WHAT NEEDS TO BE DONE: The lines below that include "entry" are to be found and copied.

[Interface dataset entries]

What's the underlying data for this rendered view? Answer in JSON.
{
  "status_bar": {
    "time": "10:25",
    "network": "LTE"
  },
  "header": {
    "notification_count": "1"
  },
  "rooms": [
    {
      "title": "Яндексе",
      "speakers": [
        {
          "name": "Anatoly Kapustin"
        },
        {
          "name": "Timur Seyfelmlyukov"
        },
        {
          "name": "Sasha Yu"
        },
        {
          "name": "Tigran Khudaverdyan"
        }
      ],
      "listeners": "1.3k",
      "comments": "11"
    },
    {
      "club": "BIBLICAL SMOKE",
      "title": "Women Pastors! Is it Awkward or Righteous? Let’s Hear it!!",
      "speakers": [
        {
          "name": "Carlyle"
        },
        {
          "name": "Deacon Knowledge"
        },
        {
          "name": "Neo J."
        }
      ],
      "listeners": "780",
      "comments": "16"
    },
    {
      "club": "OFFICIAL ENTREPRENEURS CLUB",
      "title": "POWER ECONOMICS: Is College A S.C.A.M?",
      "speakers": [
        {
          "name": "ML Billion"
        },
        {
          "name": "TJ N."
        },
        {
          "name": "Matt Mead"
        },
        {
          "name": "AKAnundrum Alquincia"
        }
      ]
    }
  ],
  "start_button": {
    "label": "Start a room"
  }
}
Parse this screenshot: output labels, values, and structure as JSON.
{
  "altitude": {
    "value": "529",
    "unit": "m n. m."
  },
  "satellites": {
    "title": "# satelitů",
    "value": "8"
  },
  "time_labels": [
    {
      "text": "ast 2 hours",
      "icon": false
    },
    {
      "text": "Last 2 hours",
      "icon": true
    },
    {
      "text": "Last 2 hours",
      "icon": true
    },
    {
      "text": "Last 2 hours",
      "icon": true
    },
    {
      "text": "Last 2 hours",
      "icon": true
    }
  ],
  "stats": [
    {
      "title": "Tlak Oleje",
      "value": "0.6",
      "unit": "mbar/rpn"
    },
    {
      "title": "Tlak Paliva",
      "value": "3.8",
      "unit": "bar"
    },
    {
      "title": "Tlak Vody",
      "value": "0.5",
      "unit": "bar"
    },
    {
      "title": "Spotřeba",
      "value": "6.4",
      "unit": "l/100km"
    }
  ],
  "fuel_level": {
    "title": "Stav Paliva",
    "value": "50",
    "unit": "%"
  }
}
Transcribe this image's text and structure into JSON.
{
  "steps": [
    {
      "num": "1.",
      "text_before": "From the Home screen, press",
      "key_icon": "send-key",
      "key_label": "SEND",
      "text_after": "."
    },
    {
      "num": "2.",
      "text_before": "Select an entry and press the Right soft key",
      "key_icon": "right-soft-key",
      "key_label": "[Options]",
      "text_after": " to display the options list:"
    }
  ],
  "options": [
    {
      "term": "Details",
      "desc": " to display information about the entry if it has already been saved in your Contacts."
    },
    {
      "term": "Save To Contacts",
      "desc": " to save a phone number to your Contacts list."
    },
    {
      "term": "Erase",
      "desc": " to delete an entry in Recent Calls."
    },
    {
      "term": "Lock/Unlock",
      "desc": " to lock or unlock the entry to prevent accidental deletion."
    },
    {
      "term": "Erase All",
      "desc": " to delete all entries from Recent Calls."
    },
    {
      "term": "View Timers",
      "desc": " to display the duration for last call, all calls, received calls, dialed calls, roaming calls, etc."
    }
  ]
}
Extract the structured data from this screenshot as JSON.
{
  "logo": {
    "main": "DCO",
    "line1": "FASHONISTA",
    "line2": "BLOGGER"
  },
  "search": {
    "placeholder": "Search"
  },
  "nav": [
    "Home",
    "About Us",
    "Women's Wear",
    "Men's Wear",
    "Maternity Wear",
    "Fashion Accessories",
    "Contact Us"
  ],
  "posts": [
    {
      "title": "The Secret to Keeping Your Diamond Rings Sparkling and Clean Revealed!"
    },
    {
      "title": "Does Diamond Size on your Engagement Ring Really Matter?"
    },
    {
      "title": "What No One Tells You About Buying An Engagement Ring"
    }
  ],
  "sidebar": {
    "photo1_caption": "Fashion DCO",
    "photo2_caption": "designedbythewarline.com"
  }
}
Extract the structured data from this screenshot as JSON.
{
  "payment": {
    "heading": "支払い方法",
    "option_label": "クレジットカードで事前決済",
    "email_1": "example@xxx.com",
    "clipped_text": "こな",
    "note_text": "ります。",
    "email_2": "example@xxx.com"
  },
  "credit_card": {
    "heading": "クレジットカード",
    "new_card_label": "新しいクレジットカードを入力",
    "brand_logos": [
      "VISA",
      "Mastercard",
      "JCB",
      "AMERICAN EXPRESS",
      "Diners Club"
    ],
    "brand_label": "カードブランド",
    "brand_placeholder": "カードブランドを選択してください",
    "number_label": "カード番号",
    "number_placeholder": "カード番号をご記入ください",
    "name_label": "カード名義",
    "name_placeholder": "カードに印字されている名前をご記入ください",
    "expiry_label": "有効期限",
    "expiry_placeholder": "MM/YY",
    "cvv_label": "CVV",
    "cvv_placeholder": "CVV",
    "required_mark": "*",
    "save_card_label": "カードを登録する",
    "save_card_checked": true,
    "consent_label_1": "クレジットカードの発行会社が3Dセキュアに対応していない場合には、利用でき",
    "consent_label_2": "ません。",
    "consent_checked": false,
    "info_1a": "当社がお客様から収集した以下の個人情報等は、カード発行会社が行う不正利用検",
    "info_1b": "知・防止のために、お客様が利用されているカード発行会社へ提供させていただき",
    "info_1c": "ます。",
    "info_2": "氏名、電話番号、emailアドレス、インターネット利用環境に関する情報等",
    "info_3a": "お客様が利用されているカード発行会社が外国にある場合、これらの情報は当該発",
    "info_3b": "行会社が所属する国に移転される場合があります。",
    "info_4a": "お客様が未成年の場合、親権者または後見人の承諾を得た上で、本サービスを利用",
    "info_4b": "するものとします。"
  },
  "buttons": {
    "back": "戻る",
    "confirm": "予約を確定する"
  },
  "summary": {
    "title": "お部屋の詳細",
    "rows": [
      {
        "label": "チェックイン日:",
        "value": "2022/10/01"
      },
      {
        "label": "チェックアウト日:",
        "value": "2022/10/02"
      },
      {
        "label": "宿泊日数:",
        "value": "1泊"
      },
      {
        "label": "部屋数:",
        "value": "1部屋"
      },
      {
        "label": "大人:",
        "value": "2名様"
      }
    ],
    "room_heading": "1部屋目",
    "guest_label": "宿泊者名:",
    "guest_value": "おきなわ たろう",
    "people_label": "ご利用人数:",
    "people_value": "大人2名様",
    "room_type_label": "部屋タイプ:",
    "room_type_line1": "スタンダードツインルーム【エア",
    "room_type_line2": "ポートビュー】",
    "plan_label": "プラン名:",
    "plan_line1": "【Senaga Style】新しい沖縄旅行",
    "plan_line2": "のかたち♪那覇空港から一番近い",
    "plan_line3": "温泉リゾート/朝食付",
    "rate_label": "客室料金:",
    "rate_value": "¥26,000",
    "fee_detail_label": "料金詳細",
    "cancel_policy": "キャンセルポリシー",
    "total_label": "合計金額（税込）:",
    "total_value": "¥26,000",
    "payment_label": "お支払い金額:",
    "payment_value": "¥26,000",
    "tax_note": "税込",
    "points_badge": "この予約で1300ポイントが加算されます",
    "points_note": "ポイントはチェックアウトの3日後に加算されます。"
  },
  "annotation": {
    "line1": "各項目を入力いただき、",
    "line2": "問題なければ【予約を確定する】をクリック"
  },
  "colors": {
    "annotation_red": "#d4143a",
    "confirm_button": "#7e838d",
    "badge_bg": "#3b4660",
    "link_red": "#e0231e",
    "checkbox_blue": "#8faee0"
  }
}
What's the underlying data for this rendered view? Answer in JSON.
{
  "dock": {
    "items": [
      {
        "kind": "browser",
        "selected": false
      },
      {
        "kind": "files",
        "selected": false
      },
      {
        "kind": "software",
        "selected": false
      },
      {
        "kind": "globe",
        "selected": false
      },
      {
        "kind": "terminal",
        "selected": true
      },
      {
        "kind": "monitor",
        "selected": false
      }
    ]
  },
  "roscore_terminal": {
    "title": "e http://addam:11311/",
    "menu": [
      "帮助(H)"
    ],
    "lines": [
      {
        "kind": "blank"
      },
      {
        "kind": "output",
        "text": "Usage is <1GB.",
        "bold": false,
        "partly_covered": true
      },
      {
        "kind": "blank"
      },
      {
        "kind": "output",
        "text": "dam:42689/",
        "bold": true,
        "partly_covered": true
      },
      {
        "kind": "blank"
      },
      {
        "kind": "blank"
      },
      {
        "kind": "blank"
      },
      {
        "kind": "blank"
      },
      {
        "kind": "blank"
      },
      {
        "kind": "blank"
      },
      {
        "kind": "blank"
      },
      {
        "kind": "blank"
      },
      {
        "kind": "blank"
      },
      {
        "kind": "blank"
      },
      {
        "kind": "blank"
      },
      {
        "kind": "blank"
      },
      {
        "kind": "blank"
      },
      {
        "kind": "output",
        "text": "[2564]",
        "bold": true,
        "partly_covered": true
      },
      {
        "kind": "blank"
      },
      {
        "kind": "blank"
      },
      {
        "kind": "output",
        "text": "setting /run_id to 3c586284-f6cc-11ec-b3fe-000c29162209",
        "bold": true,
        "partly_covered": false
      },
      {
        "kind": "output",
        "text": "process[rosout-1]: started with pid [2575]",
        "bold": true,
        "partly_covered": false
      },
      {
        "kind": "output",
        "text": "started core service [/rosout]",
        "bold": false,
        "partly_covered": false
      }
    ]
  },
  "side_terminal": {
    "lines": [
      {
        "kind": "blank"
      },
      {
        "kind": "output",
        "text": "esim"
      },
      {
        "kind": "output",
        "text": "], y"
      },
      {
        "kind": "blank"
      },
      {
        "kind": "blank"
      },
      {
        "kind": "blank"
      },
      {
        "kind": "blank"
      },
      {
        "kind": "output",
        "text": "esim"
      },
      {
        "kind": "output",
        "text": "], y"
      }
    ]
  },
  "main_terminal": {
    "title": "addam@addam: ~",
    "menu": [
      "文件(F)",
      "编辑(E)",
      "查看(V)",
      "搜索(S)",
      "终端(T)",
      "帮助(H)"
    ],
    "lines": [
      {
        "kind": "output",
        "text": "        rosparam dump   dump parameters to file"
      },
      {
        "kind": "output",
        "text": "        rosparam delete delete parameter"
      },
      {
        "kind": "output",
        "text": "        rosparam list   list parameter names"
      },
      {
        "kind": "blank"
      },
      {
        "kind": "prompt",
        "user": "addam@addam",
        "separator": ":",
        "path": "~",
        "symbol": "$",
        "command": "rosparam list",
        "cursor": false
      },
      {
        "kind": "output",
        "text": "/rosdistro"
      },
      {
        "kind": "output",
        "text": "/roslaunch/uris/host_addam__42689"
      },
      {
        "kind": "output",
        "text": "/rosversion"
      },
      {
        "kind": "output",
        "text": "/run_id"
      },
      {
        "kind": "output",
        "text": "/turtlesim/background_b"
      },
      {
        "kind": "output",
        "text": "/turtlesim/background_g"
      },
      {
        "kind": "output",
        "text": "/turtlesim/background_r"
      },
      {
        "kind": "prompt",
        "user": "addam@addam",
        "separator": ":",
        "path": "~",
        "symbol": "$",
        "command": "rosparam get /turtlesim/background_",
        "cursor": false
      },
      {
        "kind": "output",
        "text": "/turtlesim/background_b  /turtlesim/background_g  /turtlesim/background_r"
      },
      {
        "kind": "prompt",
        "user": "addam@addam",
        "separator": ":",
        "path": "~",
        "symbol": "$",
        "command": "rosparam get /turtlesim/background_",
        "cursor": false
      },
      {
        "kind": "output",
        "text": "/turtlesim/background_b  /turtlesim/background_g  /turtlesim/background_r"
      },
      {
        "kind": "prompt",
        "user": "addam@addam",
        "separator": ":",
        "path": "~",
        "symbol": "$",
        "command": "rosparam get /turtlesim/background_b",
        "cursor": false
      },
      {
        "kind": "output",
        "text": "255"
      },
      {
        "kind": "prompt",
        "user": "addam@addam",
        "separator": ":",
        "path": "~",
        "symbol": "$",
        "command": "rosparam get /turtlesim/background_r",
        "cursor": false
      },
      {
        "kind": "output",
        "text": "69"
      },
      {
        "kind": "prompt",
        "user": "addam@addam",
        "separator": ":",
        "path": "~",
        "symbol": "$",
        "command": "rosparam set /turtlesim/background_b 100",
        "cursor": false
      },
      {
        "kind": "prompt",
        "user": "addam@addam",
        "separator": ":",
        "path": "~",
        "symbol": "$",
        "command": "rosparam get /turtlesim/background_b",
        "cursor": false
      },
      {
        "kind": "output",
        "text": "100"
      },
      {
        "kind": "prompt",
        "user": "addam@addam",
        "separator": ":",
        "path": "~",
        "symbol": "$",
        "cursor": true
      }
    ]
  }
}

TASK RESULT:
      "text_before": "Select an entry and press the Right soft key",
      "desc": " to display information about the entry if it has already been saved in your Contacts."
      "desc": " to delete an entry in Recent Calls."
      "desc": " to lock or unlock the entry to prevent accidental deletion."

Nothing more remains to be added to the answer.